It is this effortless exchange of ideas that allows them to design spaces that they describe as “timeless, not trendy.”

“On a daily basis, we are constantly bouncing ideas off each other,” Lori says.

Because they work in so many genres, it is hard to pinpoint one signature style that could encompass their body of work. They currently have at least 20 different design projects on their plate. “Regardless of whatever style a client might be after, we can hit any look,” Lindsey asserts.

When meeting with a client about a new project, Lori says that determining how a potential space will be used is the first piece of information she seeks.

“The function is probably the first conversation we have…how the space will be used in a residential situation by the family. If it’s a hospitality situation, what are the goals for the business?”

“It’s a process of getting to know each other,” Lindsey says.


Lindsey explains that gathering images of ideas the client desires is crucial in their research. “One person’s idea of modern might not be my idea of modern, so it helps to see pictures of what ‘modern’ means to them or what ‘traditional’ means to them.”

Lindsey’s extensive research on every project and knack for hunting down new trends online or out and about has served as a revitalizing boost to a business that has developed a burgeoning client base for residential, commercial, and hospitality design for more than 25 years.

“We snap pictures a lot when we’re traveling and bring it back to our clients,” Lindsey says.

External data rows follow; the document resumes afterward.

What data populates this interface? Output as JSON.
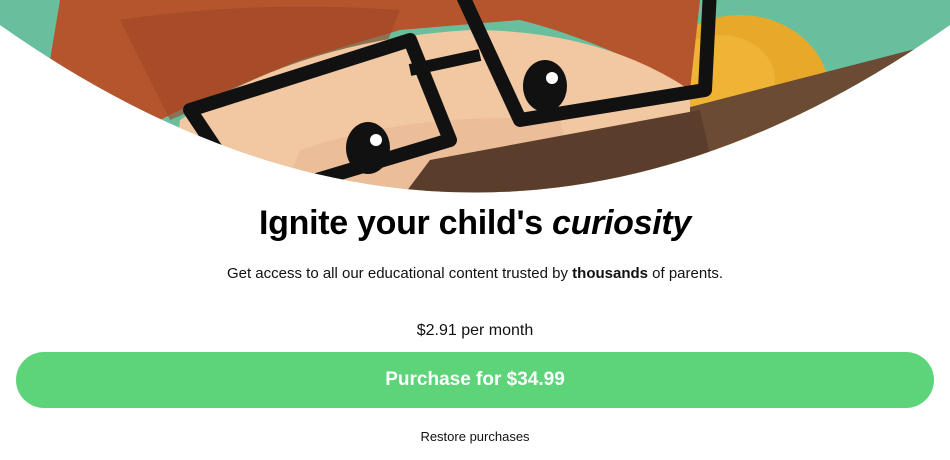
{
  "hero": {
    "image_name": "child-reading-illustration"
  },
  "headline": {
    "prefix": "Ignite your child's ",
    "emphasis": "curiosity"
  },
  "subtitle": {
    "before": "Get access to all our educational content trusted by ",
    "bold": "thousands",
    "after": " of parents."
  },
  "pricing": {
    "monthly_note": "$2.91 per month",
    "purchase_label": "Purchase for $34.99"
  },
  "footer": {
    "restore_label": "Restore purchases"
  },
  "colors": {
    "accent": "#5dd47a",
    "hero_background": "#6fc4a2"
  }
}
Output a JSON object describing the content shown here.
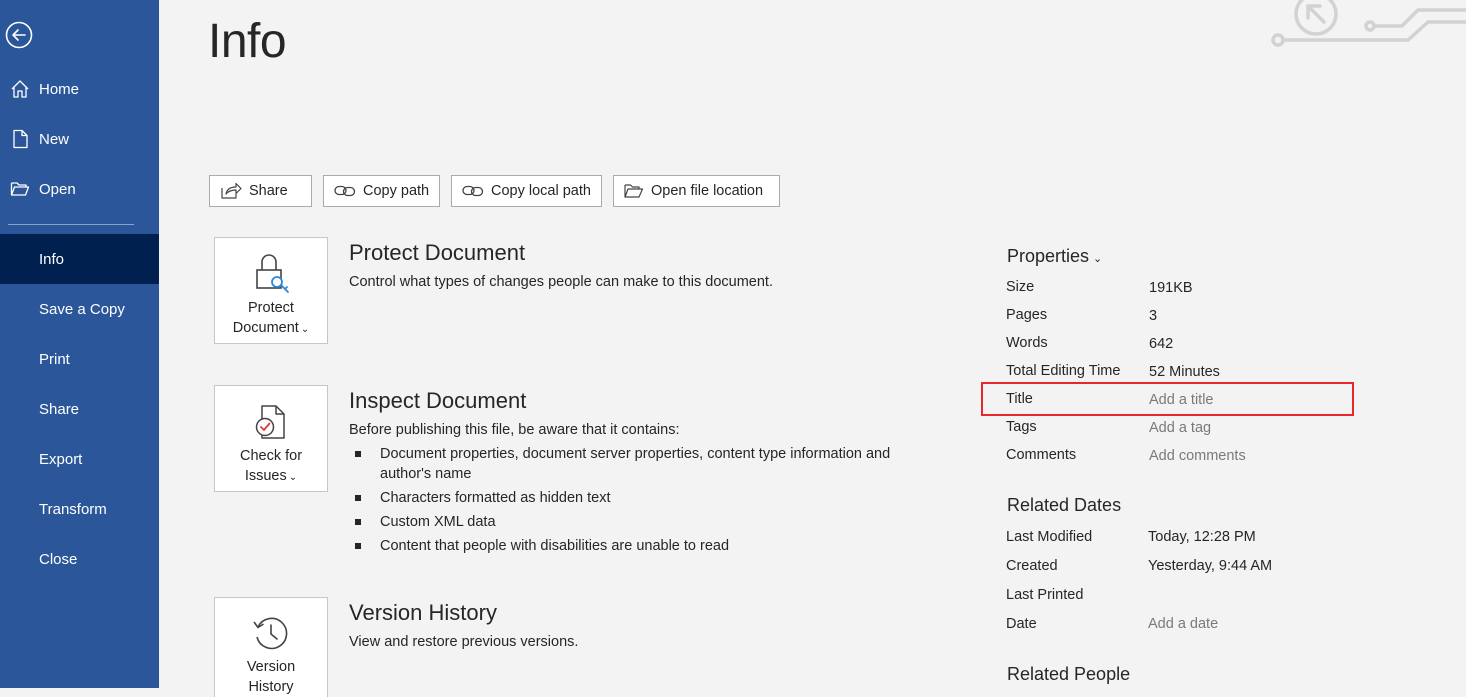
{
  "page": {
    "title": "Info"
  },
  "sidebar": {
    "items": [
      {
        "label": "Home",
        "icon": "home-icon"
      },
      {
        "label": "New",
        "icon": "new-document-icon"
      },
      {
        "label": "Open",
        "icon": "open-folder-icon"
      },
      {
        "label": "Info"
      },
      {
        "label": "Save a Copy"
      },
      {
        "label": "Print"
      },
      {
        "label": "Share"
      },
      {
        "label": "Export"
      },
      {
        "label": "Transform"
      },
      {
        "label": "Close"
      }
    ],
    "active": "Info",
    "back_icon": "back-arrow-icon",
    "background": "#2b579a",
    "active_background": "#002050"
  },
  "toolbar": {
    "share": "Share",
    "copy_path": "Copy path",
    "copy_local_path": "Copy local path",
    "open_file_location": "Open file location"
  },
  "sections": {
    "protect": {
      "tile_line1": "Protect",
      "tile_line2": "Document",
      "title": "Protect Document",
      "desc": "Control what types of changes people can make to this document."
    },
    "inspect": {
      "tile_line1": "Check for",
      "tile_line2": "Issues",
      "title": "Inspect Document",
      "desc": "Before publishing this file, be aware that it contains:",
      "bullets": [
        "Document properties, document server properties, content type information and author's name",
        "Characters formatted as hidden text",
        "Custom XML data",
        "Content that people with disabilities are unable to read"
      ]
    },
    "version": {
      "tile_line1": "Version",
      "tile_line2": "History",
      "title": "Version History",
      "desc": "View and restore previous versions."
    }
  },
  "properties": {
    "heading": "Properties",
    "rows": [
      {
        "label": "Size",
        "value": "191KB"
      },
      {
        "label": "Pages",
        "value": "3"
      },
      {
        "label": "Words",
        "value": "642"
      },
      {
        "label": "Total Editing Time",
        "value": "52 Minutes"
      },
      {
        "label": "Title",
        "value": "Add a title"
      },
      {
        "label": "Tags",
        "value": "Add a tag"
      },
      {
        "label": "Comments",
        "value": "Add comments"
      }
    ]
  },
  "related_dates": {
    "heading": "Related Dates",
    "rows": [
      {
        "label": "Last Modified",
        "value": "Today, 12:28 PM"
      },
      {
        "label": "Created",
        "value": "Yesterday, 9:44 AM"
      },
      {
        "label": "Last Printed",
        "value": ""
      },
      {
        "label": "Date",
        "value": "Add a date"
      }
    ]
  },
  "related_people": {
    "heading": "Related People"
  },
  "colors": {
    "highlight": "#e8262b",
    "placeholder": "#7a7a7a"
  }
}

“Lindsey has found a lot of things that I never would have even thought of or found until she brought them to us,” Lori says.

The two keep a library of ideas on hand that they gather while they are out absorbing the world through travel. They love getting away from their Rockbrook Village studio to scout for ideas. “We enjoy traveling the globe, exploring cities, towns, and cultures,” Lori says.

Their sweet spot for rest and relaxation is Southern California’s Del Mar, where they enjoy the sand, sun, and strolling local art markets.

“Our creative inspiration comes from everything around us. It may be something we see on a walk, or a detail on a historic building, or a specific weave in a textile on a fashion runway,” Lori says.

Completing a project is a rewarding moment. “My favorite part of the process is the end result when I see people using the space, enjoying the space and being comfortable in the space,” Lindsey says.

Their attention to detail creates a fierce customer loyalty.

“Our clients become clients for years and years and years,” Lori explains. “I’ve had clients that I’ve done the home they live in and they’re getting to be in their 50s and 60s. You watch their kids grow up, and they starting to think about downsizing. I end up doing their second house or condo too.”

“We make a bond with the family,” Lindsey adds.

Many times their clients will repeatedly call upon the expertise of the Andersons to spruce up their living spaces. “We might not hear from them for a year, but the process never really ends,” Lindsey says.

“It seems that you’re always adding to a space, or then they decide to do an addition onto the house or they decide to finish another room,” Lori says.

The duo have formed a solid partnership that no doubt learns lessons along the way while also strengthening the special bond only a mother and daughter can have. “Working together is not effortless, but we are both creative, hard-working, and love what we do, Lori says. “We are very fortunate to have that.” AndersonInteriors2


Style Shot

June 22, 2015 by
Photography by Laurie and Charles Photographs

This article was published in the May/June 2015 edition of Omaha Magazine.

Sixteen-year-old Joey Reed, who just completed his freshman year at Bellevue East High School, is an all-styles dancer, hip hop choreographer, and teacher. While he’s performed before a pack-‘em-in concert crowd of 10,000 in Southern California, he’s probably more familiar locally for his frenetic appearance on America’s Got Talent and his December gig at the Ralston Arena with Vine superstars, Jack & Jack (Omaha Magazine, July/August 2014).

Check out his moves on the Joey Reed channel on YouTube.

Hat & Sweats: Urban Empire

Turtleneck Hoodie: H&M

Footwear: Vlado Professional Dance Shoe